Trump’s proposal is not merely a xenophobic waste of billions, it isn’t even original. In 1992, six national election cycles ago, Pat Buchanan, another Republican nativist, campaigned for the GOP presidential nomination with the same idea. Buchanan thought a fence, and maybe a ditch, along the border, would stop the flow of drugs and “illegal aliens” into the United States.
Buchanan was wrong then and Trump is wrong now.
History is littered with walls and fences that failed to serve their intended purposes. East German communists erected the Berlin Wall in 1961 to stop the flow of refugees seeking freedom in the West.

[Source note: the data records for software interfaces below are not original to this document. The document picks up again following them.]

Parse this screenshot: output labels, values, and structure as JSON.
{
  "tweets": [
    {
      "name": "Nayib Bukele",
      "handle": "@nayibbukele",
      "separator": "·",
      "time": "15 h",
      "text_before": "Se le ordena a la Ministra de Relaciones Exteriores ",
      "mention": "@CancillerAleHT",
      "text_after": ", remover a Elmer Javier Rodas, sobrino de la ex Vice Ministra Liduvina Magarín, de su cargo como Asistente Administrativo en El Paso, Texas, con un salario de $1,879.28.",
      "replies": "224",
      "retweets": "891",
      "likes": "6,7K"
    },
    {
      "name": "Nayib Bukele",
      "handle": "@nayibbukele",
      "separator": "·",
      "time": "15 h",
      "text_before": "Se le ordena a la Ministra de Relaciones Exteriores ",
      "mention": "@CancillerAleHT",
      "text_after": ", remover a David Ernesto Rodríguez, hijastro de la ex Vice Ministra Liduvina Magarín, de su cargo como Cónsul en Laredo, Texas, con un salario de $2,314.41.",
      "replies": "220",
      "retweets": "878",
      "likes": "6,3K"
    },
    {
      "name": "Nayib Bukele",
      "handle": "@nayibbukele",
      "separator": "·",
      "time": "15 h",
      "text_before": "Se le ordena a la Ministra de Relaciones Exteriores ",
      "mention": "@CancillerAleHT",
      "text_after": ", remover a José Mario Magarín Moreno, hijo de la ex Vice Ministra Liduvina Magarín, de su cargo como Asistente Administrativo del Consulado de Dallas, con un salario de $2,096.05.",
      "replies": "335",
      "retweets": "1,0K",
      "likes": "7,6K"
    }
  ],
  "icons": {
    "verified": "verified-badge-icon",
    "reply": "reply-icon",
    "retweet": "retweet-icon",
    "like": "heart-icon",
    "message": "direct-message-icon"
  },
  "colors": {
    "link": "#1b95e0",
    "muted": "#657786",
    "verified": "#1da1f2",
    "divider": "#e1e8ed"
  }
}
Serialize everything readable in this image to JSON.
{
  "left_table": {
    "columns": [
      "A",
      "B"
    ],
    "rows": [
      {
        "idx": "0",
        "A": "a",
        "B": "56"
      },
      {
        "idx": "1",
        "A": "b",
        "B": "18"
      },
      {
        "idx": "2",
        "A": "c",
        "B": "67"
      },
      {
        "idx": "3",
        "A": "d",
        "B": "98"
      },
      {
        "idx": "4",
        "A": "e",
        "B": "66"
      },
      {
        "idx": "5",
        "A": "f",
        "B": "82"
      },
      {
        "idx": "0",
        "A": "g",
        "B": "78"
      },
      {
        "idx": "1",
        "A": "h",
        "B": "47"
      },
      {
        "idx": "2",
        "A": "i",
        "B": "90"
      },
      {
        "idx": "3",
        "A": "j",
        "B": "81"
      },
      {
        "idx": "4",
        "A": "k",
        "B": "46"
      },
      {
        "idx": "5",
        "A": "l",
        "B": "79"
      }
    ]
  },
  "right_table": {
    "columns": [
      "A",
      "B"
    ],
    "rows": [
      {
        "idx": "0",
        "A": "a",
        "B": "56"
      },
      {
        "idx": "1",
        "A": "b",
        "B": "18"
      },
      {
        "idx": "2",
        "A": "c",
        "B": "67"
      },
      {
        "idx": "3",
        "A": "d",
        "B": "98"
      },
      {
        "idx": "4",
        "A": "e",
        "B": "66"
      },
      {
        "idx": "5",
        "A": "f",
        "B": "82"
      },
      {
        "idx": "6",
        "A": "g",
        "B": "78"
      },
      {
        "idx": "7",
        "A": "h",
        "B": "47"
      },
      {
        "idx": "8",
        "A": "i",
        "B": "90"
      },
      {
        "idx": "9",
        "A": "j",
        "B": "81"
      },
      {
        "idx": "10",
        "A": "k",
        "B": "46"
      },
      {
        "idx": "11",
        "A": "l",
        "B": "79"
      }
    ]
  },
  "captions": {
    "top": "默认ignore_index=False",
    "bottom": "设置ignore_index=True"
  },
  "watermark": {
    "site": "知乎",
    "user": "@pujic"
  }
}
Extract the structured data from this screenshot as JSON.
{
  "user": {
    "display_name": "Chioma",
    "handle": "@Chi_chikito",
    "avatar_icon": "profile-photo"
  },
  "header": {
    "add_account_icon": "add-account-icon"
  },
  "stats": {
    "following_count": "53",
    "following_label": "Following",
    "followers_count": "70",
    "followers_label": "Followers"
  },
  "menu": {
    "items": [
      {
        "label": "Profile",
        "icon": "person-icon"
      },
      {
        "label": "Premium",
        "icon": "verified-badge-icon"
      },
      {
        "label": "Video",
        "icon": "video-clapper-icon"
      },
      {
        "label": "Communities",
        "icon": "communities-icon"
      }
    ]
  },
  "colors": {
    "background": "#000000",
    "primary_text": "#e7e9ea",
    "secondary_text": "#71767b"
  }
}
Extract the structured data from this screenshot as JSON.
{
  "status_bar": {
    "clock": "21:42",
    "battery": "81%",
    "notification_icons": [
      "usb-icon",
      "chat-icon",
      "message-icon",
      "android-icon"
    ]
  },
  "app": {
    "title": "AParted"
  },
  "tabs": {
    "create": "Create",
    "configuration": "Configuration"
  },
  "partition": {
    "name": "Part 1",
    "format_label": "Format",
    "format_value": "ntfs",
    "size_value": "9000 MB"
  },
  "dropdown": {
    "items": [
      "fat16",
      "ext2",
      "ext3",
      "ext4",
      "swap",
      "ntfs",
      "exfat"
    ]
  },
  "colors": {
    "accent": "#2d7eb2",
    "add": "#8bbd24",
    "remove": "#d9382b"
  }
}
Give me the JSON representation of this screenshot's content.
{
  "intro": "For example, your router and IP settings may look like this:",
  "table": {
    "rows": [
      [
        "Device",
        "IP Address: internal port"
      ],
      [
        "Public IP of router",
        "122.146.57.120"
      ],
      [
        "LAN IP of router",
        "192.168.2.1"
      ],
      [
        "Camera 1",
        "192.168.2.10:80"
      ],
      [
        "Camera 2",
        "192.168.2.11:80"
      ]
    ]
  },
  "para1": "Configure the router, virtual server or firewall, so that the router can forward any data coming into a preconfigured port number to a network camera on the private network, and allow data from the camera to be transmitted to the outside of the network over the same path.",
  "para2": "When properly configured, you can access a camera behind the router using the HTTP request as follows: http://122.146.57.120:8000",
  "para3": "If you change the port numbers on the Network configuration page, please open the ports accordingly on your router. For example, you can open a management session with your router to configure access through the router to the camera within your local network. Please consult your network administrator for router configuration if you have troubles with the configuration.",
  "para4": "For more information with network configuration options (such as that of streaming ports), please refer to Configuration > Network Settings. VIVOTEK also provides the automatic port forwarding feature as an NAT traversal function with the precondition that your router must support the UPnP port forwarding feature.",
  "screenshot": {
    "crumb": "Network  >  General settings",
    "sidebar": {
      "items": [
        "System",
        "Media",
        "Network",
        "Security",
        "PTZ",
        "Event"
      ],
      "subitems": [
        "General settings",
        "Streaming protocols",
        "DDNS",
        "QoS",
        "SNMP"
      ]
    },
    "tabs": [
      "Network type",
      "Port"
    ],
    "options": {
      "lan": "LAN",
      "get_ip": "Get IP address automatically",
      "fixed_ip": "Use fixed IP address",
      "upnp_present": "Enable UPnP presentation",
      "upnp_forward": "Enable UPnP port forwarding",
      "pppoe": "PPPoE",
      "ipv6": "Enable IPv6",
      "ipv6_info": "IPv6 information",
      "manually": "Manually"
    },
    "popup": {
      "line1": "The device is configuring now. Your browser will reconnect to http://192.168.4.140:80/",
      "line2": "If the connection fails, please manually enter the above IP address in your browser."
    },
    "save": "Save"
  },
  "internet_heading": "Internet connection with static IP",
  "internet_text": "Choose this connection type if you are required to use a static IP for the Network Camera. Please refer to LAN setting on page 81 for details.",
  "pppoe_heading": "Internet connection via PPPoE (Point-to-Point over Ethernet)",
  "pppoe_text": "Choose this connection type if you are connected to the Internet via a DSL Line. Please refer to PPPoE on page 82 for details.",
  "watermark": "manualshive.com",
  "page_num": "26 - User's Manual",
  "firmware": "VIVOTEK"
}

But daring individuals climbed over, tunneled under and broke through the bricks and barbed wire.
The Berlin Wall became a potent symbol of communist oppression that was used against its creators. President John F. Kennedy took advantage of the wall’s symbolism when he spoke before it in 1963. The Berlin Wall finally crumbled in 1989 as communism itself fell apart.
France tried to hide behind a wall in the 1930s. Still reeling from the First World War, the French feared the Nazi buildup. They constructed the Maginot Line, a string of fortified concrete bunker, protected with machine guns and connected with barbed wire, along their border with Germany.
The French felt secure behind their “impregnable” defenses, but it was a false security. When Adolf Hitler decided to invade, his general simply skirted north around the Maginot Line and attacked France through Holland and Belgium. The French wall proved worse than useless.
Perhaps the best-known barrier of its kind remains the Great Wall of China. Constructed at a great loss of life over many generations, the wall was intended to keep out Mongol hordes and other foreign invaders. Now a tourist attraction, the wall remains a monument to cultural paranoia.
But as the 1989 Tiananmen Square protests showed – along with other demonstrations in Hong Kong and Shanghai – the Chinese have already been invaded. Not by troops, but by ideas. Oppression, under tyrannical emperors or Communist Party bureaucrats, stunts human lives. But concepts such as democracy and freedom of speech can nurture an oppressed society. And no wall, however great, can stop the process.
The Great Wall, The Berlin Wall and the Maginot Line failed because they were built to stop ideas – of freedom, conquest or change.
Walls can’t stop ideas. A wall itself is an idea, or rather, an admission that the builder of the wall has run out of ideas. The East Germans had no answer to citizens who wanted freedom. The French refused to confront the Nazi conquest of Austria, Czechoslovakia, Hungary and Poland. The Chinese tried to remain aloof from the world’s turbulence.
Building a bigger, better wall along the U.S. Border with Mexico would be a futile gesture. That structure would be a tangible admission that we did not have a clue as to how to slow the flow of drugs and immigrints into our country. Mexicans and Central Americans – hungry for work, food and freedom – will not be stopped by a fence, a ditch, a Great Wall or a Maginot Line.
Nor would any physical barrier deter drug smugglers from bringing their products to market in America in trucks or planes or boats, ton after ton, day after day. The demand is too great. The profits are too high. And the risks are acceptable. If Trump or any other would-be U.S. President wants to staunch the flow of drugs, all he or she has to do is change our policy. Legalize and regulate everything. Stop the war. Slap on taxes. Watch the cartels wither and die.
We would erect a new wall on the border not because we thought it would work – deep down, we know it won’t – but because we are frustrated. We would rather do something, even something futile and expensive, than sit by helplessly and watch.
If Trump really wants to “Make American Great Again,” he should advocate spending money, not on a wall, but on education. We should attack the causes of America’s drug demand and Mexican unemployment. If we invested in Mexico, fewer job seekers would head north. We need greater cooperation between the two countries. Instead of building barriers of mistrust between peoples, we should be building bridges of understanding.